Employment Blog

Facebook - How your digital footprint can affect your career

Published by Equis Staffing

While many of these ideas seem like “no brainers” we are regularly shocked by candidates bad behavior on Facebook.  We would think some of these things would be common sense, but to often a Facebook profile can become a deal breaker for a seemingly solid candidate.

Besides being effective marketing platforms, social media sites such as Twitter, Google Plus, and Facebook, are increasingly leveraged as professional vehicles for networking, job seeking, and recruiting. And, very importantly, as convenient resources for employers to find out information about their employees, sometimes to the employee’s detriment. Amongst these, Facebook has been often been cited as a quick and easy way to career self-destruction: when a job seeker or employee suddenly find themselves out of an offer, or even a job, because of indiscreet comments and posts on the networking site.

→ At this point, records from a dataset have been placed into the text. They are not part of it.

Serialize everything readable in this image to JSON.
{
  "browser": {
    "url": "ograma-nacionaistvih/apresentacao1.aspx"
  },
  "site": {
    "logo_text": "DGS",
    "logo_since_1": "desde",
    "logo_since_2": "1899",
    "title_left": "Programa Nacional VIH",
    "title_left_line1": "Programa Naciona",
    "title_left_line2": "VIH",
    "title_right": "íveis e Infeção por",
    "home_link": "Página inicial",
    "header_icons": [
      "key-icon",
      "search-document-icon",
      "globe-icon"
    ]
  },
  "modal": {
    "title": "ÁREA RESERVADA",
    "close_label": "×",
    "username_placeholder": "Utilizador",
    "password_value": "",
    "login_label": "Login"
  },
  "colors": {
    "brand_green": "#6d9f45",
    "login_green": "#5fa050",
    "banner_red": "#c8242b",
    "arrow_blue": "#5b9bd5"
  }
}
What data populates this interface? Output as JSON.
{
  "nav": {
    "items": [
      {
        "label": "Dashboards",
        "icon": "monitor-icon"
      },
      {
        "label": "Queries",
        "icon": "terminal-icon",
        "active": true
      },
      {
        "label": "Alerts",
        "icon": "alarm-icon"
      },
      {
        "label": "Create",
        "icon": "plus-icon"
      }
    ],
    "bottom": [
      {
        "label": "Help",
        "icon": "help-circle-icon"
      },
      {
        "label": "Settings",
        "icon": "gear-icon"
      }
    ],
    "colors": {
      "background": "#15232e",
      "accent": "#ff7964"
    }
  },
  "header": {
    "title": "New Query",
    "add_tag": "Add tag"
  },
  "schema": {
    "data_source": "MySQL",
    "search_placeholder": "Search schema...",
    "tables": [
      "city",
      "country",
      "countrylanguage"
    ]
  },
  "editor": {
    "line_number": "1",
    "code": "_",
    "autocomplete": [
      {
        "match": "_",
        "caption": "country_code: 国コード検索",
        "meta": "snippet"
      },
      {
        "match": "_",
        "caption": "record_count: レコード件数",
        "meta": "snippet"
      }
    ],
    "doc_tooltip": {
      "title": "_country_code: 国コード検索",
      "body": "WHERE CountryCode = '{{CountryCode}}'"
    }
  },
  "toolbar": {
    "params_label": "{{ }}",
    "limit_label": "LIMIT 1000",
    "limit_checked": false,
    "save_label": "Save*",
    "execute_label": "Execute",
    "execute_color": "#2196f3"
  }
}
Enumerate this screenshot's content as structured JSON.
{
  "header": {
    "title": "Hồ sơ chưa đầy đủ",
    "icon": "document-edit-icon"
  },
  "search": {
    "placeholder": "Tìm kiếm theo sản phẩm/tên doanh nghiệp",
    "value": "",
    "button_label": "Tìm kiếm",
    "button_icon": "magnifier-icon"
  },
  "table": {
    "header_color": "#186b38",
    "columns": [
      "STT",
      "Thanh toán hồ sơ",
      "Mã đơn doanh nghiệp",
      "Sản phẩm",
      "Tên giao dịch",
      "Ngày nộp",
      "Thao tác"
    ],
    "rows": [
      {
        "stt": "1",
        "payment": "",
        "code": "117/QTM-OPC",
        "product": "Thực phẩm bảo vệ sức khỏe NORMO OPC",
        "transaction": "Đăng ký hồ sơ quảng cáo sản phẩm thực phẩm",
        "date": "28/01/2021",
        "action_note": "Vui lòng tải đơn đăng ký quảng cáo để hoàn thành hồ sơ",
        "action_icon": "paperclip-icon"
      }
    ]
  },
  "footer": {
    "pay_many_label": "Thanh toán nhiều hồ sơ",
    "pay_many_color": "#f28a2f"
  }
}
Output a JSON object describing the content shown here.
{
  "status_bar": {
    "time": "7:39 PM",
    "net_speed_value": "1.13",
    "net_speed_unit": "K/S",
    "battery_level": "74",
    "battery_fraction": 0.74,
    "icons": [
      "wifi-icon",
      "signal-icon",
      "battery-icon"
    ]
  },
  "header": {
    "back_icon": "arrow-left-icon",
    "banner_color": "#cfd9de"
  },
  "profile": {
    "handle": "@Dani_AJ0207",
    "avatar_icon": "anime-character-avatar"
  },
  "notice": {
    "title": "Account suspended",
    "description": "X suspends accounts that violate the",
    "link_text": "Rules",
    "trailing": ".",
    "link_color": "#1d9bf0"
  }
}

If you put it on the Internet and make it accessible, be prepared to have it seen, even by your employer. For job seekers especially, you need to assume that a hiring manager will want to find out as much about you as they can, including researching you online and perhaps looking at your beautifully pictured and carefully curated Facebook page. So be smart, and follow these few recommendations on what NOT to post on Facebook:

  1. Derogatory comments about your previous, current, or prospective employer. The same goes for your boss or other “higher ups”. The reason to refrain from bad mouthing your current or future boss is evident, but hiring manager will also not want to see the tendency in a potential employee to rant about their employer.
  2. Incriminating statuses or photos. If you take a “sick day” or have a “family emergency”, don’t let your boss or colleagues (who are likely your Facebook friends), see a photo of you day drinking in the park with your friends on that same day, with an accompanying status of “LOL ‘sick day’. thanks, suckers at work.”
  3. Specific comments about sensitive subjects. These include: job searches, interviews, raises, or new jobs. If you’re employed, these are not subjects your boss will want to know about. Even if you are unemployed, it is better to refrain from potential minefields with prospective employers.

If you don’t want to have to toe the line on your personal Facebook page, you can simply make your profile private, so that only those you allow can access it. However, doing so can mean passing up the benefit of using Facebook (an effective network for recruiting according a Bullhorn Reach survey) to your professional advantage.

According to the Bullhorn Reach survey, 22% of recruiters used Facebook to recruit candidates in 2012, and 16.7% of recruiters were successful in placing candidates using the network. Though Facebook lags behind LinkedIn in utilization rate, it is nevertheless an effective and successful recruiting channel and provides recruiters with candidates with the same or potentially higher quality (more placeable) candidates than Twitter.

This means that keeping the “Work and Education” section of your Facebook page updated, showing interest in industry news and activities, and keeping your Timeline free of grossly unprofessional items, can help you stand out in a recruiter’s search and land the job you want. If you happen to be in IT or finance and banking, you should take special care to keep on top of your social network “game”, as the same survey suggests that power social recruiters - those that are actively recruiting on social networks - are most likely to recruit for the IT industry, by far, followed by finance, health care, and manufacturing.

As the largest social network in the world, Facebook can be a great connectivity channel for a job seeker. However, it can also be a minefield for current and future employees. Understanding how Facebook and your social media footprint can affect your career is your first and most important step in utilizing these tools to your professional advantage.

If you want specific advice or are looking for a job in these industries, please get in touch.